Education Commissioner Jeff Riley’s plan calls for elementary schools to return full time in-person in April with older students to eventually follow. Before Riley can mandate the full-time return, his plan needs approval from the state Board of Elementary and Secondary Education, which is expected to vote on it Friday.
The administration has provided other resources to schools, including a testing program.
Despite the uncertainty on how many doses of the Johnson & Johnson vaccine Massachusetts will receive, the new influx of doses is already increasing pressure on Baker to prioritize teachers.
Massachusetts teachers unions have been pressing state officials for weeks to join the majority of other states in making teachers eligible for vaccines. Some or all educators are already eligible for the vaccine in 34 states, including Connecticut and New York, according to the publication Education Week. The Los Angeles school district, the nation’s second largest, will have enough vaccine doses by the end of next week to reopen its elementary school campuses, the Los Angeles Times reported.

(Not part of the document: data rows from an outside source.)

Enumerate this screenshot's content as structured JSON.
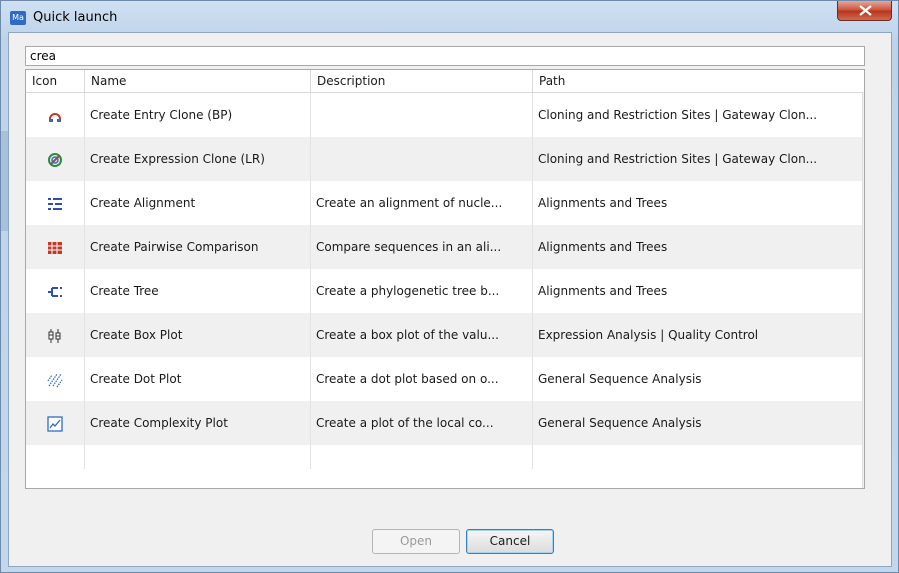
{
  "window": {
    "app_icon_text": "Ma",
    "title": "Quick launch",
    "close_icon": "close-icon"
  },
  "search": {
    "value": "crea"
  },
  "table": {
    "headers": {
      "icon": "Icon",
      "name": "Name",
      "description": "Description",
      "path": "Path"
    },
    "rows": [
      {
        "icon": "entry-clone-icon",
        "name": "Create Entry Clone (BP)",
        "description": "",
        "path": "Cloning and Restriction Sites | Gateway Clon..."
      },
      {
        "icon": "expression-clone-icon",
        "name": "Create Expression Clone (LR)",
        "description": "",
        "path": "Cloning and Restriction Sites | Gateway Clon..."
      },
      {
        "icon": "alignment-icon",
        "name": "Create Alignment",
        "description": "Create an alignment of nucle...",
        "path": "Alignments and Trees"
      },
      {
        "icon": "pairwise-comparison-icon",
        "name": "Create Pairwise Comparison",
        "description": "Compare sequences in an ali...",
        "path": "Alignments and Trees"
      },
      {
        "icon": "tree-icon",
        "name": "Create Tree",
        "description": "Create a phylogenetic tree b...",
        "path": "Alignments and Trees"
      },
      {
        "icon": "box-plot-icon",
        "name": "Create Box Plot",
        "description": "Create a box plot of the valu...",
        "path": "Expression Analysis | Quality Control"
      },
      {
        "icon": "dot-plot-icon",
        "name": "Create Dot Plot",
        "description": "Create a dot plot based on o...",
        "path": "General Sequence Analysis"
      },
      {
        "icon": "complexity-plot-icon",
        "name": "Create Complexity Plot",
        "description": "Create a plot of the local co...",
        "path": "General Sequence Analysis"
      }
    ]
  },
  "buttons": {
    "open": "Open",
    "cancel": "Cancel"
  }
}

“There’s no time to waste,” said Merrie Najimy, president of the Massachusetts Teachers Association, recommending a pilot program proposed last month by a coalition of labor organizations that would rapidly vaccinate teachers in at least 20 high-needs school districts.
Boston Teachers Union president Jessica Tang praised the 21 lawmakers for pressing Baker, emphasizing that a full-time return to in-person learning will require thorough health plans from state leaders.
“If they want that to happen, then it needs to go hand in hand with a thoughtful and detailed plan about how all educators and school staff are actually going to get vaccinated,” she said.
It’s even more important that teachers who are already back at school be prioritized, she said. Prekindergarten students through third-graders began returning to Boston public schools for in-person learning on Monday. Tang estimated that more than half of the union’s 7,500 members are already back inside school buildings.
Meanwhile, a petition is circulating online in a push for Johnson & Johnson vaccine doses to be allocated to teachers. As of Tuesday evening, more than 5,300 people had signed on.
Rochelle Walensky, the director of the Centers for Disease Control and Prevention and former chief of infectious diseases at Massachusetts General Hospital, said that vaccinating teachers isn’t a prerequisite for opening schools, and that “there is increasing data to suggest that schools can safely reopen.”
Massachusetts has improved its national ranking in vaccine distribution in recent weeks, and currently ranks first in first doses administered per capita among states with a population of more than 5 million people.
Matt Stout of the Globe staff contributed to this report.